[Opening Exercise data section]

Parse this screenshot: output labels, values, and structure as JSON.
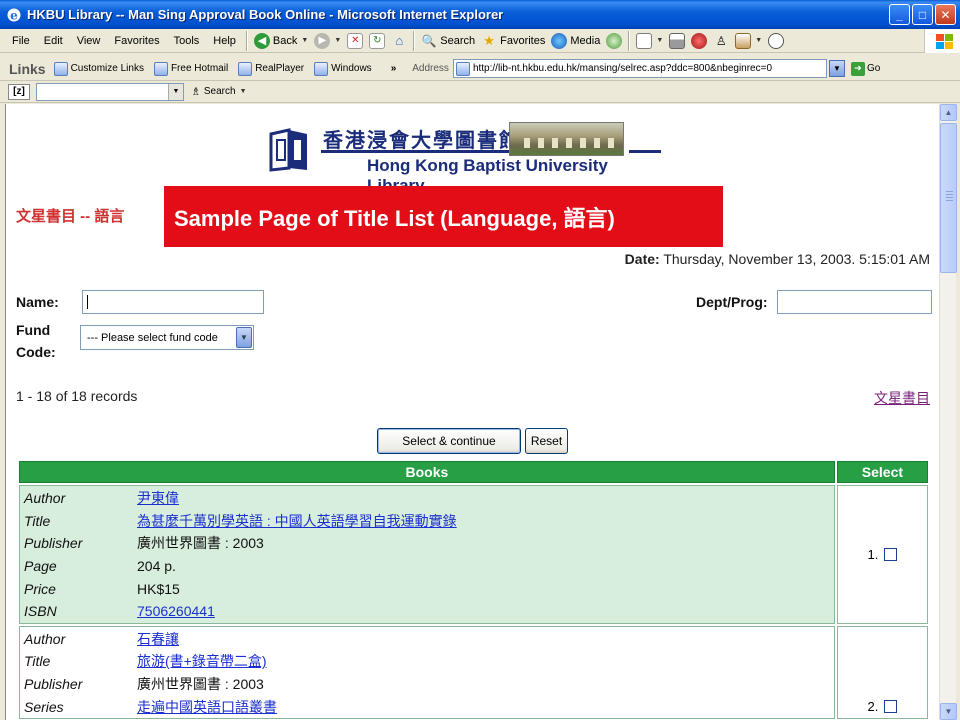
{
  "window": {
    "title": "HKBU Library -- Man Sing Approval Book Online - Microsoft Internet Explorer"
  },
  "menu": [
    "File",
    "Edit",
    "View",
    "Favorites",
    "Tools",
    "Help"
  ],
  "toolbar": {
    "back_label": "Back",
    "search_label": "Search",
    "favorites_label": "Favorites",
    "media_label": "Media"
  },
  "links_bar": {
    "label": "Links",
    "items": [
      "Customize Links",
      "Free Hotmail",
      "RealPlayer",
      "Windows"
    ],
    "address_label": "Address",
    "url": "http://lib-nt.hkbu.edu.hk/mansing/selrec.asp?ddc=800&nbeginrec=0",
    "go_label": "Go"
  },
  "search_bar": {
    "search_label": "Search"
  },
  "page": {
    "logo_zh": "香港浸會大學圖書館",
    "logo_en": "Hong Kong Baptist University Library",
    "section_title": "文星書目 -- 語言",
    "banner": "Sample Page of Title List (Language, 語言)",
    "date_label": "Date:",
    "date_value": "Thursday, November 13, 2003. 5:15:01 AM",
    "name_label": "Name:",
    "dept_label": "Dept/Prog:",
    "fund_label_1": "Fund",
    "fund_label_2": "Code:",
    "fund_selected": "--- Please select fund code",
    "records": "1 - 18 of 18 records",
    "top_link": "文星書目",
    "select_button": "Select & continue",
    "reset_button": "Reset",
    "table": {
      "col_books": "Books",
      "col_select": "Select",
      "rows": [
        {
          "num": "1.",
          "fields": [
            {
              "key": "Author",
              "value": "尹東偉",
              "link": true
            },
            {
              "key": "Title",
              "value": "為甚麼千萬別學英語 : 中國人英語學習自我運動實錄",
              "link": true
            },
            {
              "key": "Publisher",
              "value": "廣州世界圖書 : 2003",
              "link": false
            },
            {
              "key": "Page",
              "value": "204 p.",
              "link": false
            },
            {
              "key": "Price",
              "value": "HK$15",
              "link": false
            },
            {
              "key": "ISBN",
              "value": "7506260441",
              "link": true
            }
          ]
        },
        {
          "num": "2.",
          "fields": [
            {
              "key": "Author",
              "value": "石春讓",
              "link": true
            },
            {
              "key": "Title",
              "value": "旅游(書+錄音帶二盒)",
              "link": true
            },
            {
              "key": "Publisher",
              "value": "廣州世界圖書 : 2003",
              "link": false
            },
            {
              "key": "Series",
              "value": "走遍中國英語口語叢書",
              "link": true
            }
          ]
        }
      ]
    }
  }
}
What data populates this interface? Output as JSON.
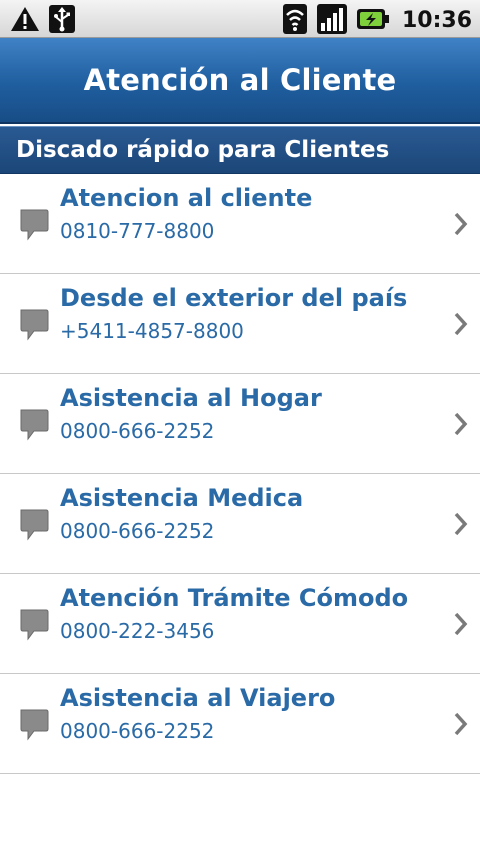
{
  "status_bar": {
    "time": "10:36",
    "icons": [
      "warning-icon",
      "usb-icon",
      "wifi-icon",
      "signal-icon",
      "battery-charging-icon"
    ]
  },
  "header": {
    "title": "Atención al Cliente"
  },
  "section": {
    "title": "Discado rápido para Clientes"
  },
  "contacts": [
    {
      "name": "Atencion al cliente",
      "phone": "0810-777-8800"
    },
    {
      "name": "Desde el exterior del país",
      "phone": "+5411-4857-8800"
    },
    {
      "name": "Asistencia al Hogar",
      "phone": "0800-666-2252"
    },
    {
      "name": "Asistencia Medica",
      "phone": "0800-666-2252"
    },
    {
      "name": "Atención Trámite Cómodo",
      "phone": "0800-222-3456"
    },
    {
      "name": "Asistencia al Viajero",
      "phone": "0800-666-2252"
    }
  ],
  "colors": {
    "header": "#1f5e9f",
    "link_text": "#2a6aa6",
    "divider": "#c8c8c8"
  }
}
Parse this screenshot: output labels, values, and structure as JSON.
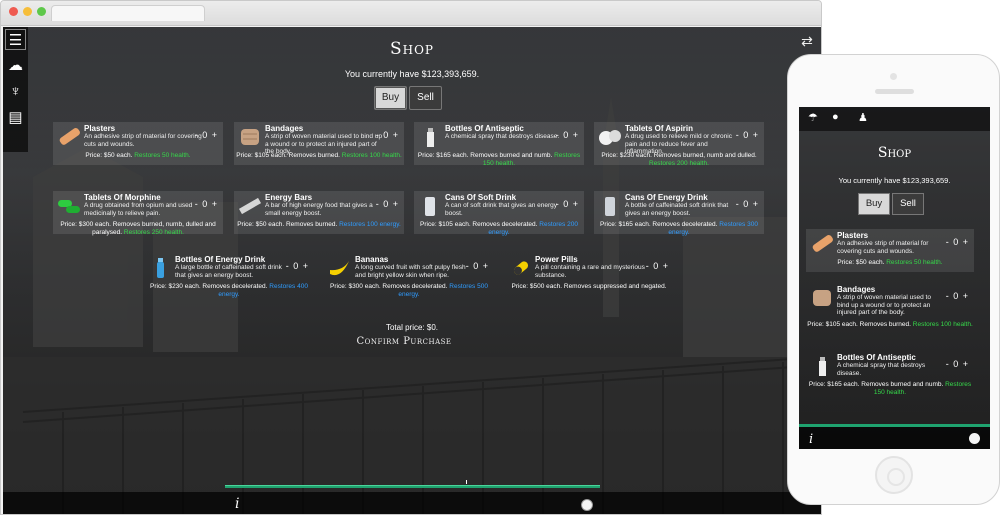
{
  "shop": {
    "title": "Shop",
    "money": "You currently have $123,393,659.",
    "modes": [
      "Buy",
      "Sell"
    ],
    "total": "Total price: $0.",
    "confirm": "Confirm Purchase"
  },
  "items": [
    {
      "name": "Plasters",
      "desc": "An adhesive strip of material for covering cuts and wounds.",
      "qty": "- 0 +",
      "price": "Price: $50 each.",
      "restore": "Restores 50 health.",
      "restore_color": "#36d84a"
    },
    {
      "name": "Bandages",
      "desc": "A strip of woven material used to bind up a wound or to protect an injured part of the body.",
      "qty": "- 0 +",
      "price": "Price: $105 each. Removes burned.",
      "restore": "Restores 100 health.",
      "restore_color": "#36d84a"
    },
    {
      "name": "Bottles Of Antiseptic",
      "desc": "A chemical spray that destroys disease.",
      "qty": "- 0 +",
      "price": "Price: $165 each. Removes burned and numb.",
      "restore": "Restores 150 health.",
      "restore_color": "#36d84a"
    },
    {
      "name": "Tablets Of Aspirin",
      "desc": "A drug used to relieve mild or chronic pain and to reduce fever and inflammation.",
      "qty": "- 0 +",
      "price": "Price: $230 each. Removes burned, numb and dulled.",
      "restore": "Restores 200 health.",
      "restore_color": "#36d84a"
    },
    {
      "name": "Tablets Of Morphine",
      "desc": "A drug obtained from opium and used medicinally to relieve pain.",
      "qty": "- 0 +",
      "price": "Price: $300 each. Removes burned, numb, dulled and paralysed.",
      "restore": "Restores 250 health.",
      "restore_color": "#36d84a"
    },
    {
      "name": "Energy Bars",
      "desc": "A bar of high energy food that gives a small energy boost.",
      "qty": "- 0 +",
      "price": "Price: $50 each. Removes burned.",
      "restore": "Restores 100 energy.",
      "restore_color": "#2f9cff"
    },
    {
      "name": "Cans Of Soft Drink",
      "desc": "A can of soft drink that gives an energy boost.",
      "qty": "- 0 +",
      "price": "Price: $105 each. Removes decelerated.",
      "restore": "Restores 200 energy.",
      "restore_color": "#2f9cff"
    },
    {
      "name": "Cans Of Energy Drink",
      "desc": "A bottle of caffeinated soft drink that gives an energy boost.",
      "qty": "- 0 +",
      "price": "Price: $165 each. Removes decelerated.",
      "restore": "Restores 300 energy.",
      "restore_color": "#2f9cff"
    },
    {
      "name": "Bottles Of Energy Drink",
      "desc": "A large bottle of caffeinated soft drink that gives an energy boost.",
      "qty": "- 0 +",
      "price": "Price: $230 each. Removes decelerated.",
      "restore": "Restores 400 energy.",
      "restore_color": "#2f9cff"
    },
    {
      "name": "Bananas",
      "desc": "A long curved fruit with soft pulpy flesh and bright yellow skin when ripe.",
      "qty": "- 0 +",
      "price": "Price: $300 each. Removes decelerated.",
      "restore": "Restores 500 energy.",
      "restore_color": "#2f9cff"
    },
    {
      "name": "Power Pills",
      "desc": "A pill containing a rare and mysterious substance.",
      "qty": "- 0 +",
      "price": "Price: $500 each. Removes suppressed and negated.",
      "restore": "",
      "restore_color": "#2f9cff"
    }
  ],
  "bottom": {
    "info": "i"
  },
  "icons": {
    "menu": "menu-icon",
    "cloud": "cloud-icon",
    "tree": "tree-icon",
    "map": "map-icon",
    "export": "export-icon",
    "info": "info-icon",
    "ball": "ball-icon",
    "hat": "hat-icon",
    "chat": "chat-icon",
    "user": "user-icon"
  }
}
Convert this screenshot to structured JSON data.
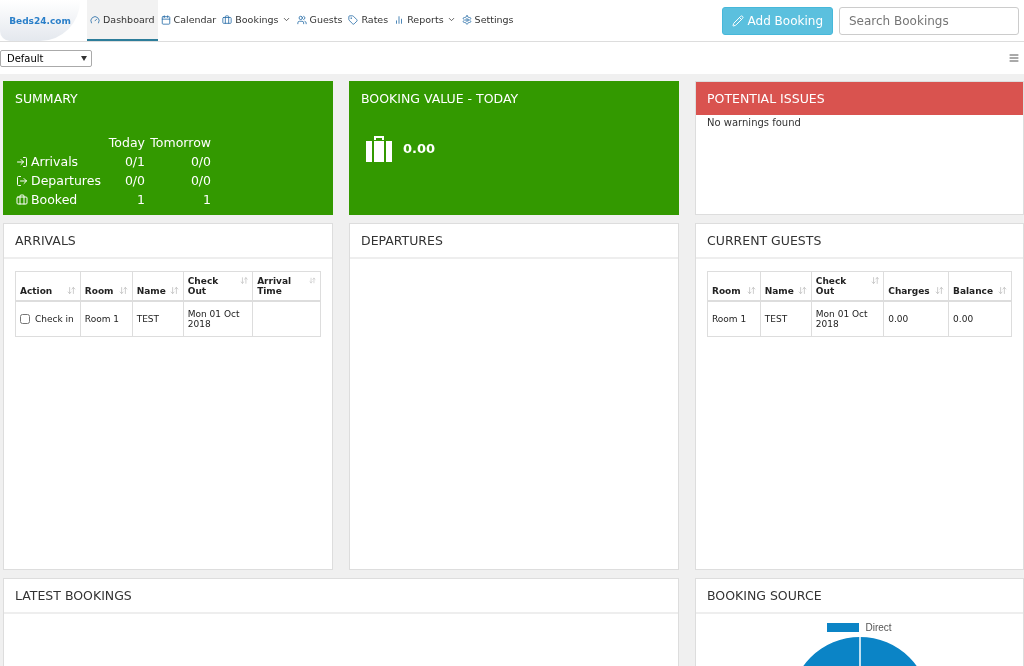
{
  "logo": {
    "text": "Beds24.com"
  },
  "nav": [
    {
      "label": "Dashboard",
      "kind": "dashboard",
      "selected": true,
      "dropdown": false
    },
    {
      "label": "Calendar",
      "kind": "calendar",
      "selected": false,
      "dropdown": false
    },
    {
      "label": "Bookings",
      "kind": "bookings",
      "selected": false,
      "dropdown": true
    },
    {
      "label": "Guests",
      "kind": "guests",
      "selected": false,
      "dropdown": false
    },
    {
      "label": "Rates",
      "kind": "rates",
      "selected": false,
      "dropdown": false
    },
    {
      "label": "Reports",
      "kind": "reports",
      "selected": false,
      "dropdown": true
    },
    {
      "label": "Settings",
      "kind": "settings",
      "selected": false,
      "dropdown": false
    }
  ],
  "add_button": "Add Booking",
  "search": {
    "placeholder": "Search Bookings"
  },
  "layout_select": {
    "value": "Default"
  },
  "summary": {
    "title": "SUMMARY",
    "columns": [
      "Today",
      "Tomorrow"
    ],
    "rows": [
      {
        "label": "Arrivals",
        "kind": "arrivals",
        "today": "0/1",
        "tomorrow": "0/0"
      },
      {
        "label": "Departures",
        "kind": "departures",
        "today": "0/0",
        "tomorrow": "0/0"
      },
      {
        "label": "Booked",
        "kind": "booked",
        "today": "1",
        "tomorrow": "1"
      }
    ]
  },
  "booking_value": {
    "title": "BOOKING VALUE - TODAY",
    "value": "0.00"
  },
  "potential_issues": {
    "title": "POTENTIAL ISSUES",
    "message": "No warnings found"
  },
  "arrivals": {
    "title": "ARRIVALS",
    "columns": [
      "Action",
      "Room",
      "Name",
      "Check Out",
      "Arrival Time"
    ],
    "rows": [
      {
        "checked": false,
        "action": "Check in",
        "room": "Room 1",
        "name": "TEST",
        "check_out": "Mon 01 Oct 2018",
        "arrival_time": ""
      }
    ]
  },
  "departures": {
    "title": "DEPARTURES"
  },
  "current_guests": {
    "title": "CURRENT GUESTS",
    "columns": [
      "Room",
      "Name",
      "Check Out",
      "Charges",
      "Balance"
    ],
    "rows": [
      {
        "cells": [
          "Room 1",
          "TEST",
          "Mon 01 Oct 2018",
          "0.00",
          "0.00"
        ]
      }
    ]
  },
  "latest_bookings": {
    "title": "LATEST BOOKINGS"
  },
  "booking_source": {
    "title": "BOOKING SOURCE",
    "legend": [
      {
        "label": "Direct",
        "color": "#0b84c6"
      }
    ]
  }
}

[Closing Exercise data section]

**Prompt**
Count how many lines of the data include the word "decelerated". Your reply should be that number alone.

**Answer box**
4